I think it meant I had a different perspective. I don’t think it helped me, as I didn’t really have a well-defined direction, like I’m going to start here and end here. I just started exploring and that’s the beautiful thing about documentary photography as there is no particular endpoint. The process becomes as much a purpose as the actual purpose.
A lot of the work really comes together in the editing process. Like Nan Goldin the other day said “photography is editing” and everything is very much instinctual. But yes it did give me this ambiguity that we were earlier talking about. You go to this homeland but you’ve never been there before. So I found myself in this strange ambiguity of knowing the place but never having been there. I spoke the language, but a different dialect from the locals in that region. Their culture was my culture but not quite. It was home but also at times completely foreign. So it also became about identity.

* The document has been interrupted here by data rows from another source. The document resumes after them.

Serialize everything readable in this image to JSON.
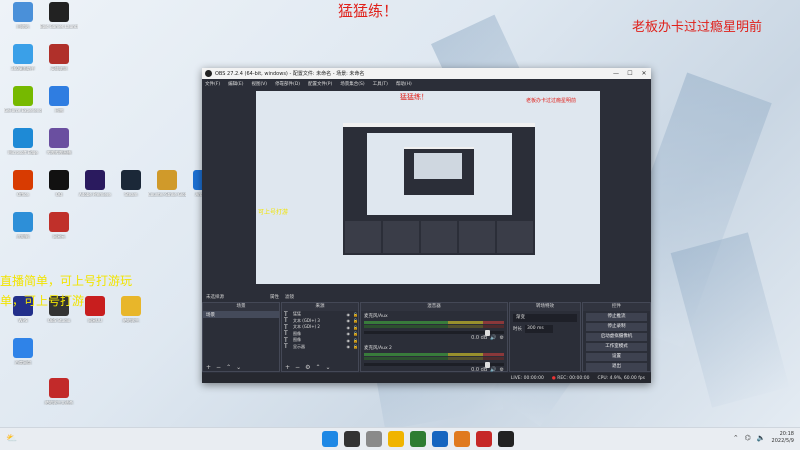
{
  "overlay": {
    "main": "猛猛练！",
    "right": "老板办卡过过瘾星明前",
    "left_line1": "直播简单，可上号打游玩",
    "left_line2": "单，可上号打游"
  },
  "desktop_icons": [
    {
      "label": "回收站",
      "color": "#4a90d9"
    },
    {
      "label": "Epic Games Launcher",
      "color": "#222222"
    },
    {
      "label": "360桌面助手",
      "color": "#3aa0e8"
    },
    {
      "label": "英雄联盟",
      "color": "#b0302a"
    },
    {
      "label": "GeForce Experience",
      "color": "#76b900"
    },
    {
      "label": "迅雷",
      "color": "#2f7de1"
    },
    {
      "label": "Microsoft Edge",
      "color": "#1e8ad6"
    },
    {
      "label": "哔哩哔哩直播",
      "color": "#6a4fa0"
    },
    {
      "label": "Office",
      "color": "#d83b01"
    },
    {
      "label": "QQ",
      "color": "#111111"
    },
    {
      "label": "Adobe Premiere",
      "color": "#2a1a5e"
    },
    {
      "label": "Steam",
      "color": "#1b2838"
    },
    {
      "label": "Counter-Strike Global Off...",
      "color": "#d09a2a"
    },
    {
      "label": "Arc Lab",
      "color": "#1c6fd1"
    },
    {
      "label": "此电脑",
      "color": "#2d8fd8"
    },
    {
      "label": "网易云",
      "color": "#c0302a"
    },
    {
      "label": "WPS",
      "color": "#222f8a"
    },
    {
      "label": "OBS Studio",
      "color": "#333333"
    },
    {
      "label": "网易UU",
      "color": "#c81e1e"
    },
    {
      "label": "绝地求生",
      "color": "#e8b62a"
    },
    {
      "label": "百度网盘",
      "color": "#2f83e8"
    },
    {
      "label": "绝地求生大逃杀",
      "color": "#c22a2a"
    }
  ],
  "obs": {
    "title": "OBS 27.2.4 (64-bit, windows) - 配置文件: 未命名 - 场景: 未命名",
    "menu": [
      "文件(F)",
      "编辑(E)",
      "视图(V)",
      "停靠部件(D)",
      "配置文件(P)",
      "场景集合(S)",
      "工具(T)",
      "帮助(H)"
    ],
    "preview_text1": "猛猛练！",
    "preview_text2": "老板办卡过过瘾星明前",
    "preview_text3": "可上号打游",
    "scene_bar": "未选择源",
    "scene_bar_btns": [
      "属性",
      "滤镜"
    ],
    "docks": {
      "scenes": "场景",
      "sources": "来源",
      "mixer": "混音器",
      "transitions": "转场特效",
      "controls": "控件"
    },
    "scene_items": [
      "场景"
    ],
    "sources": [
      {
        "name": "猛猛"
      },
      {
        "name": "文本 (GDI+) 3"
      },
      {
        "name": "文本 (GDI+) 2"
      },
      {
        "name": "图像"
      },
      {
        "name": "图像"
      },
      {
        "name": "显示器"
      }
    ],
    "mixer": [
      {
        "name": "麦克风/Aux",
        "db": "0.0 dB"
      },
      {
        "name": "麦克风/Aux 2",
        "db": "0.0 dB"
      },
      {
        "name": "桌面音频",
        "db": ""
      }
    ],
    "transition_type": "渐变",
    "duration_label": "时长",
    "duration_value": "300 ms",
    "controls": [
      "停止推流",
      "停止录制",
      "启动虚拟摄像机",
      "工作室模式",
      "设置",
      "退出"
    ],
    "status": {
      "live_label": "LIVE:",
      "live_time": "00:00:00",
      "rec_label": "REC:",
      "rec_time": "00:00:00",
      "cpu": "CPU: 4.9%, 60.00 fps"
    }
  },
  "taskbar": {
    "apps": [
      "#1e88e5",
      "#333333",
      "#8a8a8a",
      "#f0b400",
      "#2e7d32",
      "#1565c0",
      "#e07a1f",
      "#c62828",
      "#222222"
    ],
    "time": "20:18",
    "date": "2022/5/9"
  }
}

Infact the title, which my father gave the book, was “The Spirit of Karabagh” in the sense that it was going to be about the spirit of this place and how they were able to survive. In the introductory text, my father lists twelve to fifteen races that used to be in this region that no longer exist. So his question was why is Armenia still there. But as I was working, it became more about me, my identity and the connection to my father.
Q. Do you consider yourself in exile?
Through and through, in a sense, yes. An outsider. I don’t think of it as exile because that would mean I’ve been thrown out of someplace. But I’m in a state of constant diaspora; even if I go back to Armenia it would be a diaspora for me. So I believe this is my state of being, between multiple cultures, languages that influence all of my work.
Q. As we look deeply into the image construction, the classic style of photojournalistic documentary comes into play and invokes a deep sense of conflict intertwined with poignant awareness of normality. How did you start exploring layering and working through this contrasting stability and residual conflict in your images?
Yes, the aftermath of war is obviously a important part of that region. The book for me was about the place, the issues as well as about my identity. There is a image in the book which is very much about the duality of war with some kids who are playing with these rusted old military vehicles. War and life are definitely one of things which I explored in the book.
Q. Your father’s work has always been about the loss and struggles of Armenians yet always a hope for the future. As we look at fatherland there is a deep sense of loss, the lost land, your own history, losing your father, as you became a father. Do you think somewhere this work becomes a family album more than the exploration of a society?
In a sense it is a family album. Everytime I went, I had one more addition to my family. My sons were born and at the same time I lost my father. So there is a cycle which is repeated. Yes, you could look at it as a family album, a very very strange (laughs) family album. And I do feel that for the work to be relevant it has to have multiple layers. Its a dark book but in it there is this idea of becoming, which looks at the future of myself and this place.
Thank you Ara for taking the time to talk to me for this interview. If you are interested in more information about the book or Ara’s work, please visit his website. Father Land is available at the ICP Book Store (Signed Copies, I think) or it can be ordered on Amazon or via the Publishers directly.